Leap by McKinsey is the new-business-building practice of global management consulting firm McKinsey & Company. As the organisation examines the prospects of new business models for the year ahead, it has released the results of a survey titled ‘The State of New-Business Building’.

According to the research, which surveyed 1,100 executives at large scale organisations on how they are finding sources of growth for their companies, 55% said new-business-building was now a top-three priority. Meanwhile, 21% indicated it was ‘the’ priority. Looking at why this might be, McKinsey found that by 2026, most executives anticipate that 50% of global revenues will come from products, services, and businesses that don’t exist today – meaning that those who drag their feet on innovation today will quickly pay the price.

The share of executives viewing business building as a top three priority has nearly doubled in recent years

Many business leaders anticipate this pressure, with a high number of those putting new businesses high on the agenda noting ‘industry disruption’ as a core reason. Around 81% of global business leaders said they were already prioritising new-business-building as a means to protect against industry disruption. At a time when it is essential to develop new revenue streams to meet both customer and market demand, the opportunity to address different needs is also significant.

In particular, business leaders see this as crucial to helping them address sustainability needs. Around 43% of business leaders acknowledged that sustainability was a top-three trend to address through new-business building, while a further 92% were looking to take on sustainability issues in their new business models. However, McKinsey’s researchers warned against rushing in to innovate for innovation’s sake, and advised that businesses look to properly support these sustainability businesses if they are to get the most out of them.

Many respondents say new businesses will address sustainability, yet few businesses track sustainability metrics

“Sustainability has an increasing presence in the minds of business leaders around the world, however, executives often spend time worrying rather than embracing the countless opportunities to meet environmental challenges and customer demands. Successful new-business building ventures will incorporate the many facets of sustainability, and as such, business leaders must begin to track and report on their progress in ways similar to their companies’ other products and services,” said Ralf Dreischmeier, Senior Partner, and co-leader of Leap by McKinsey.

Without taking on board the needs to track new business performance, many firms currently struggle to adequately support them. This makes building them difficult. New businesses often fail to scale, according to McKinsey.

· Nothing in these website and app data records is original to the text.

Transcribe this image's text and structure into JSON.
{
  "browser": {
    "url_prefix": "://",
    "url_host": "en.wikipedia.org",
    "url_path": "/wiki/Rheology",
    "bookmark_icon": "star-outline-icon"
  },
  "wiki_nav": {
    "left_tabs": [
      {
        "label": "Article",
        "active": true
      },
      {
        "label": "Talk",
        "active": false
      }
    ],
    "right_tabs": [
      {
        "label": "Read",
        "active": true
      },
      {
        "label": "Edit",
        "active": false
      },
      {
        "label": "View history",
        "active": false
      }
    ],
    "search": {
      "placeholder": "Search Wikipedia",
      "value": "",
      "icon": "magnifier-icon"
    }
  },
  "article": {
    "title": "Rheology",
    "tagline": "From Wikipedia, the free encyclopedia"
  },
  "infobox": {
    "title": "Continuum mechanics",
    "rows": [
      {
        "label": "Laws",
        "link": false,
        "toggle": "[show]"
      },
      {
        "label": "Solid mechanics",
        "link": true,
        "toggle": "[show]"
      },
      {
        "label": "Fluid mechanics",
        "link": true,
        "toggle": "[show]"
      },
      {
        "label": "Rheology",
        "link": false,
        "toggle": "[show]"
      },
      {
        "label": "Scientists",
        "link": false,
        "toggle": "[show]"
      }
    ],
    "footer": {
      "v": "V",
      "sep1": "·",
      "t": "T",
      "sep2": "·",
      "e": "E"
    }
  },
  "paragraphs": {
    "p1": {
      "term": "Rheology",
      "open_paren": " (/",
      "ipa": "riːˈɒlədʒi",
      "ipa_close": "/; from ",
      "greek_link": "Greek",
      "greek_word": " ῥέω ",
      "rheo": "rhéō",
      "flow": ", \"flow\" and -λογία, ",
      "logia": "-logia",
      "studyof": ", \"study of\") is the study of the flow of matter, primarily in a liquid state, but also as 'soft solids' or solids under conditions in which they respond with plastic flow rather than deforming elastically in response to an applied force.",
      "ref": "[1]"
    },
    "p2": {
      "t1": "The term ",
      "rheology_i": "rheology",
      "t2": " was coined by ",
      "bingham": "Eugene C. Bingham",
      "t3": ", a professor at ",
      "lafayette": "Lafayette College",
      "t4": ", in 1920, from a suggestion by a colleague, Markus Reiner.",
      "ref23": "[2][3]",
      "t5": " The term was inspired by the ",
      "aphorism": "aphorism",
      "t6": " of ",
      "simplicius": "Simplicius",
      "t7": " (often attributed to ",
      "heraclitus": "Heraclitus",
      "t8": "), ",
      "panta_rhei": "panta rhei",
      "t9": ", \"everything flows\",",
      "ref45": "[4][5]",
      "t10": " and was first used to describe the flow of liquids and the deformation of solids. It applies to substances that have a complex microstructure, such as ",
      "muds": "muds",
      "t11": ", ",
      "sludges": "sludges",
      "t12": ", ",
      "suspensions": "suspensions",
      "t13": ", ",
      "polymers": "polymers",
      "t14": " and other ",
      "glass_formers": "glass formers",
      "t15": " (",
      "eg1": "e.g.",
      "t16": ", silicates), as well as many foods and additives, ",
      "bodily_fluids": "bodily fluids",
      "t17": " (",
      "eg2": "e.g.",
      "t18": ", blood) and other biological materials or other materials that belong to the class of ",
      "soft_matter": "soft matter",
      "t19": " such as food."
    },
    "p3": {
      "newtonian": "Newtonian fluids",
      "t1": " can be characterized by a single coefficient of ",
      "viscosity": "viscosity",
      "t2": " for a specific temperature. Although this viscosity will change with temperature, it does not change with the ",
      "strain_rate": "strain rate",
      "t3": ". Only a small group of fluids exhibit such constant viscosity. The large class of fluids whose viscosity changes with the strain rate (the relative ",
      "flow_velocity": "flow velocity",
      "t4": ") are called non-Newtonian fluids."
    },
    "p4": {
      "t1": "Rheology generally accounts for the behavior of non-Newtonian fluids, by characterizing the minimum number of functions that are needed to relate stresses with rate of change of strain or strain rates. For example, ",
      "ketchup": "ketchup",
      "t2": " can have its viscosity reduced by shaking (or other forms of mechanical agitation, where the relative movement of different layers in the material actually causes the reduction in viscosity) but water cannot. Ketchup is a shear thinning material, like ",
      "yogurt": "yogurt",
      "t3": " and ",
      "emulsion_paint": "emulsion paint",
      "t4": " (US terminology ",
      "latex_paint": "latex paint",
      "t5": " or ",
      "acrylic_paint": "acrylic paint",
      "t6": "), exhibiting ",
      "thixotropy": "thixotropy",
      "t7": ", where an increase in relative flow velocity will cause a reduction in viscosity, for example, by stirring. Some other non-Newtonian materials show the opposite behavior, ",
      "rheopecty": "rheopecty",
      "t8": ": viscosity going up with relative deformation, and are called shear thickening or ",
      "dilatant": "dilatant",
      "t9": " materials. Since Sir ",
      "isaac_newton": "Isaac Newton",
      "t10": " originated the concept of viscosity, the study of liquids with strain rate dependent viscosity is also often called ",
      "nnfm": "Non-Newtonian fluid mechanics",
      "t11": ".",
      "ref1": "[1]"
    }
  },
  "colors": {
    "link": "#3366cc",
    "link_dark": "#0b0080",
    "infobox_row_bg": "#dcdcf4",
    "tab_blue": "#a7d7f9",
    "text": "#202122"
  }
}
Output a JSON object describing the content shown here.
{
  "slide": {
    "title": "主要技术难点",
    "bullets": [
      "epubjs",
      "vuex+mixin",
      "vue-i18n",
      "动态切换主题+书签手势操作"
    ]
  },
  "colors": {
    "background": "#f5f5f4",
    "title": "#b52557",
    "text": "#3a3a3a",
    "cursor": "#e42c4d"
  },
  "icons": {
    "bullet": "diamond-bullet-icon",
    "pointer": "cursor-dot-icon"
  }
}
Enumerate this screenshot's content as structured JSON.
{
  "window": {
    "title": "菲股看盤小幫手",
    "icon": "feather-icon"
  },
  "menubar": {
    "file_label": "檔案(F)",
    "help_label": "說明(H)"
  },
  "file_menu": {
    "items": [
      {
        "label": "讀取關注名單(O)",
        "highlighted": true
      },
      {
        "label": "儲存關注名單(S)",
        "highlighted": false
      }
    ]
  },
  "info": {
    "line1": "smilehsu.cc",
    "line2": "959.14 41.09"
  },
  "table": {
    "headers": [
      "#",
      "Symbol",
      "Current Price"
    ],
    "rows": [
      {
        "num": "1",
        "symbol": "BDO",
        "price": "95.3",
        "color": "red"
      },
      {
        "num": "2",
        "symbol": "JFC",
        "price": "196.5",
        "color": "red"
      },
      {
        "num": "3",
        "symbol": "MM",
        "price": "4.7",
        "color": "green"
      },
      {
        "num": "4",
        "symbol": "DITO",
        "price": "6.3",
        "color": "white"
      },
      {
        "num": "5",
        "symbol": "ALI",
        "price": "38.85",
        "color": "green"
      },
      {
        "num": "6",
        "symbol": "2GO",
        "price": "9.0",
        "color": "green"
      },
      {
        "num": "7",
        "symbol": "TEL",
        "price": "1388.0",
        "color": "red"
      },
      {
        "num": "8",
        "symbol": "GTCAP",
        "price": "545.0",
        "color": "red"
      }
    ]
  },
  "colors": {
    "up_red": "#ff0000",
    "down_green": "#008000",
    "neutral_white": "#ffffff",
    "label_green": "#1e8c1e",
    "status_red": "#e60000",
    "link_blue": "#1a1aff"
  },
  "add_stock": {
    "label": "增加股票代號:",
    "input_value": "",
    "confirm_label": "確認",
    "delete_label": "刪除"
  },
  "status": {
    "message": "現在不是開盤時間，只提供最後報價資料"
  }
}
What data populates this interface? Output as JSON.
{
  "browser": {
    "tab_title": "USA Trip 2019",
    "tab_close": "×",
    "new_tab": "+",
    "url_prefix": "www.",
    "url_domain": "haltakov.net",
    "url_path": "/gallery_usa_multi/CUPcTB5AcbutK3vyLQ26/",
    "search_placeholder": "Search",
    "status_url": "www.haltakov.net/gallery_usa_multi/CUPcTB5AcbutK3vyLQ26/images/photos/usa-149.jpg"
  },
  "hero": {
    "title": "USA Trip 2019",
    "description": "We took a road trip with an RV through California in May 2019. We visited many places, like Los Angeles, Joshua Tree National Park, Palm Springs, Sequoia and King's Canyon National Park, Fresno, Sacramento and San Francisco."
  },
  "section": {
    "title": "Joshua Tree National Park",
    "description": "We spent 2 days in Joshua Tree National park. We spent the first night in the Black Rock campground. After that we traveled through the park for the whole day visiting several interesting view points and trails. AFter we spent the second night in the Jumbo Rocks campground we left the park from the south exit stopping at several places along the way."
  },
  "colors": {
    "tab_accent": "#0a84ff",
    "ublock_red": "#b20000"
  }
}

Four or more years after launch, at least 80% of all new businesses do not scale beyond $50 million in annual revenue, according to respondents. More than half of new businesses have fallen short of $1 million in annual revenue – or have been shut down entirely.